Are you intending to identify particular species? Given that many genera contain both beneficial and harmful species, this information would be interesting. If so what is the timeline?
Interesting question! We’re always working hard on improving our testing protocols, and don’t have a specific timeline right now.
Much of the microbiome is thought to be non-bacterial. Will you eventually be identifying parasites, viruses etc?
Same answer as the previous question! It’s great to hear what you’re interested in learning about, and if enough people request it, we will do what we can to help you get the data you want.
What are the barriers to identifying what a person is missing in their biome and then being prescribed the missing pieces through either the vehicle of someone else’s fecal matter or a pro-biotic? Will it take years to get there?
Wow, yes, there’s still so much research to be done in this area. Even just to start to understand what the optimal balance of organisms in each individual’s microbiome might be at each moment in time is not a trivial challenge. Definitely a lot of promise here though, especially for people living with chronic digestive diseases.
A similar product, which involved genetic testing (23andMe) was stopped from providing analysis with their test results. Do you provide analysis with your results? Is this likely to happen in future?
While 23andMe was providing a sense of genetic risk of different health conditions to their users, uBiome does not predict or diagnose any disease or offer any medical advice. We offer tools to help people participate in personal research and explore their own microbiome, but it definitely can’t replace your doctor. What we can do is compare you to other groups based on aggregate data and survey answers, and we are currently developing a sophisticated insight engine around this.
Are the raw FASTA files available to customers in case in the future they wish to reanalyze their own microbiota using updated analysis pipelines? Why or why not?
Yes, uBiome members can download their raw microbiome data.
What do you hope to achieve by offering microbiome testing? Is it simply a profit-making enterprise or are there broader goals?

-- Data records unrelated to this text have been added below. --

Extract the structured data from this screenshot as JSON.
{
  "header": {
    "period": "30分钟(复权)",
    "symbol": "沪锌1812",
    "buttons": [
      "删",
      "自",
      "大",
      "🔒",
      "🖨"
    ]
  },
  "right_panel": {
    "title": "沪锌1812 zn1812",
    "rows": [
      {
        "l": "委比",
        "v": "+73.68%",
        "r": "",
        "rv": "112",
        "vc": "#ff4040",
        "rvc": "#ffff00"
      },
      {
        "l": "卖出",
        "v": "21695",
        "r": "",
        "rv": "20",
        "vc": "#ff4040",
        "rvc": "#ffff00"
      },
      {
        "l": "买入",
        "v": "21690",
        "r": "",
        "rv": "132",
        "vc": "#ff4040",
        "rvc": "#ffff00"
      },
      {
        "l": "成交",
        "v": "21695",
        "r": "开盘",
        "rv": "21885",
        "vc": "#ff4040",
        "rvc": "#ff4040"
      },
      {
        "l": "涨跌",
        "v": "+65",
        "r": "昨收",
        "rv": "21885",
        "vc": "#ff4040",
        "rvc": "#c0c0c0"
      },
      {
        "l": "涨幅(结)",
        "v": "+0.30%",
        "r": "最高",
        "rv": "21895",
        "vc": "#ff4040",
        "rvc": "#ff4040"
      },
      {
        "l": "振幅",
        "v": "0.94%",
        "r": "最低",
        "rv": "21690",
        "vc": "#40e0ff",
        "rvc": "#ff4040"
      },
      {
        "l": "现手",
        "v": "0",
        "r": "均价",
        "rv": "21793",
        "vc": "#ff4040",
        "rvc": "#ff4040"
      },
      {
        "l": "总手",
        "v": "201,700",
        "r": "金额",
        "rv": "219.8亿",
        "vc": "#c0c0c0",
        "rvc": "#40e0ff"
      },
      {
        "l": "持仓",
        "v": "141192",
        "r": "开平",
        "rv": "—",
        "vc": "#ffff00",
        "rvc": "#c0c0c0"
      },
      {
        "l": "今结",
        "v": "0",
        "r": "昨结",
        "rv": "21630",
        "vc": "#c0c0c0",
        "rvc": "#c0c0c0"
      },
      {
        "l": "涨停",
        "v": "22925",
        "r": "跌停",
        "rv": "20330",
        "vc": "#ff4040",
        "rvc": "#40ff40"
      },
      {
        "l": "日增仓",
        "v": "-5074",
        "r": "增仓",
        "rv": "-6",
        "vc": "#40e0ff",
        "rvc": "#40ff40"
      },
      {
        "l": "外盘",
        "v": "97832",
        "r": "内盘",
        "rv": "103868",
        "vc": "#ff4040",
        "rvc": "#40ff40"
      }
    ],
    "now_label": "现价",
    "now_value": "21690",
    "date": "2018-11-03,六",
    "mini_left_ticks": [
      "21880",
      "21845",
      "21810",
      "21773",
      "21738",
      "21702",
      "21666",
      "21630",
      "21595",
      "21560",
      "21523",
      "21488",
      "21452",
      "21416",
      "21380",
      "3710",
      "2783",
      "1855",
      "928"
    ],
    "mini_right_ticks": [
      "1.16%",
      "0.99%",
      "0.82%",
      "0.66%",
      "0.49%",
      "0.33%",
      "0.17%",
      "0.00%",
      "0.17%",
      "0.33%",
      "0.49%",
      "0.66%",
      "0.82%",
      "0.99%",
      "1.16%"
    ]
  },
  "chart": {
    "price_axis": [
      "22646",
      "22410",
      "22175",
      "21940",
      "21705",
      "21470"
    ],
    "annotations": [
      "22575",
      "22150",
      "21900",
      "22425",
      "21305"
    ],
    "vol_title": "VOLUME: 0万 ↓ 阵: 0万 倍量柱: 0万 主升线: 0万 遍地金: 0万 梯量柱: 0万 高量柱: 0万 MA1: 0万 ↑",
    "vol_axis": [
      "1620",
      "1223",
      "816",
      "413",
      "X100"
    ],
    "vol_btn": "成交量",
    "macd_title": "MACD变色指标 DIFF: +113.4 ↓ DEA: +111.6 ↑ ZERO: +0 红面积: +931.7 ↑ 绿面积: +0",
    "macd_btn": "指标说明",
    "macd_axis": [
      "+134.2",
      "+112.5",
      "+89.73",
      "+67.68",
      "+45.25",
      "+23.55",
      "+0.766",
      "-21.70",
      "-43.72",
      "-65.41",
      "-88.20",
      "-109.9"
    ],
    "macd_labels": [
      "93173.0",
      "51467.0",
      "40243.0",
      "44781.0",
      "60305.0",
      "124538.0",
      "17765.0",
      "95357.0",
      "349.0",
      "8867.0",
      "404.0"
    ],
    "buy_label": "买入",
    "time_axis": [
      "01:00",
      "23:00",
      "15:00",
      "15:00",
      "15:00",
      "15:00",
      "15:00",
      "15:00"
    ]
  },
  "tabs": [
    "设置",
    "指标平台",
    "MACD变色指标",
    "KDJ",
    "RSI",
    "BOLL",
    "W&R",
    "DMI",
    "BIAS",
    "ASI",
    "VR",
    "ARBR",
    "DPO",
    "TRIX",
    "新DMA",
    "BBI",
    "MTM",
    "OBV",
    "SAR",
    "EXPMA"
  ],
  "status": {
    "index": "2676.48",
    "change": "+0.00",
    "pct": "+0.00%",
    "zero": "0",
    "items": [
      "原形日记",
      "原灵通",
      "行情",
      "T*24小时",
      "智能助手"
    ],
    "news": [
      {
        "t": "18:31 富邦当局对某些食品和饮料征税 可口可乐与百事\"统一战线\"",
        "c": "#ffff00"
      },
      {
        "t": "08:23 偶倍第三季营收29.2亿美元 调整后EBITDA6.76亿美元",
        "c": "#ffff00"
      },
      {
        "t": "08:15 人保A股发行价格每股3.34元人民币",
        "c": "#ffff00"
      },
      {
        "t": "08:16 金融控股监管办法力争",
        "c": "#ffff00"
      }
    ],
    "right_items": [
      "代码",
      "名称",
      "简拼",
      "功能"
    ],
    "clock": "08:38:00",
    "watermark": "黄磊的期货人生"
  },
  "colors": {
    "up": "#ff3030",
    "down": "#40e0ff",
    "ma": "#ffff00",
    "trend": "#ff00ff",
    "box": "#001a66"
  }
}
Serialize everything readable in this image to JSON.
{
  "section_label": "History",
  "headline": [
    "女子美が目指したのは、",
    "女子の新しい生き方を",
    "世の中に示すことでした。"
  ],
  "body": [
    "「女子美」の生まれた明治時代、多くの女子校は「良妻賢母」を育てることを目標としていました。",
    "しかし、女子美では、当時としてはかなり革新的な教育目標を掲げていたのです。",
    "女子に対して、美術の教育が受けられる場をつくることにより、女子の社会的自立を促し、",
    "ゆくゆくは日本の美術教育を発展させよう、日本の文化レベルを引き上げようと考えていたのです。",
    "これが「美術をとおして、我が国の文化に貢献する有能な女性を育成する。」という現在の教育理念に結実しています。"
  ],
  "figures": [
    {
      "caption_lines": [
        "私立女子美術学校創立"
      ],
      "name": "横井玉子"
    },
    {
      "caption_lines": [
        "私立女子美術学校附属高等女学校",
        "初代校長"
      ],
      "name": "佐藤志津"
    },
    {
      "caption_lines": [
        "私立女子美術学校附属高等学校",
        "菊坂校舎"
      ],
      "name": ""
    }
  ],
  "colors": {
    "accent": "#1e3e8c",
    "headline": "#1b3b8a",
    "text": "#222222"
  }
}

We have a strong social mission of enabling citizen science around the microbiome, so that people whose lives could be most affected by new research breakthroughs actually have a chance to be part of the process up front and help set the agenda. uBiome wants to enable anyone to start a study, share what they’ve learned, and collaboratively add to the world’s knowledge about this emerging and powerful field. In a talk I gave at TEDMED a couple of years ago, I asked the question, “Could a citizen scientist win the Nobel Prize?” It’s really about leveling the playing field to help science go faster.
There seems to be some resistance to the citizen science concept in academic circles. How do you respond to this?
I don’t think citizen science is here to replace academic research. Definitely not. We need dedicated scientists doing rigorous, careful, peer-reviewed studies – that’s not going to go away. But citizen science is complementary, scrappy, vast, and can help generate new ideas really quickly. Outside of an academic institution, it’s easier to try a million little projects out, without having to budget lab time and allocate research grant money. And once something promising emerges from the million little projects, maybe in an area that nobody’s looked before, a bigger study can be justified. So I see citizen scientists and academic researchers working in synergy for the greater good.
What is your greatest wish for scientific research to further understanding of the human microbiome?
Great question! I’d love to hear what you and your readers have to say about this one, too! My wish is that a deeper understanding of our microbiome will lead to healthier, happier humans.
Do you have IBD? uBiome has 250 free test kits to give away…
Categories: fecal microbiota transplant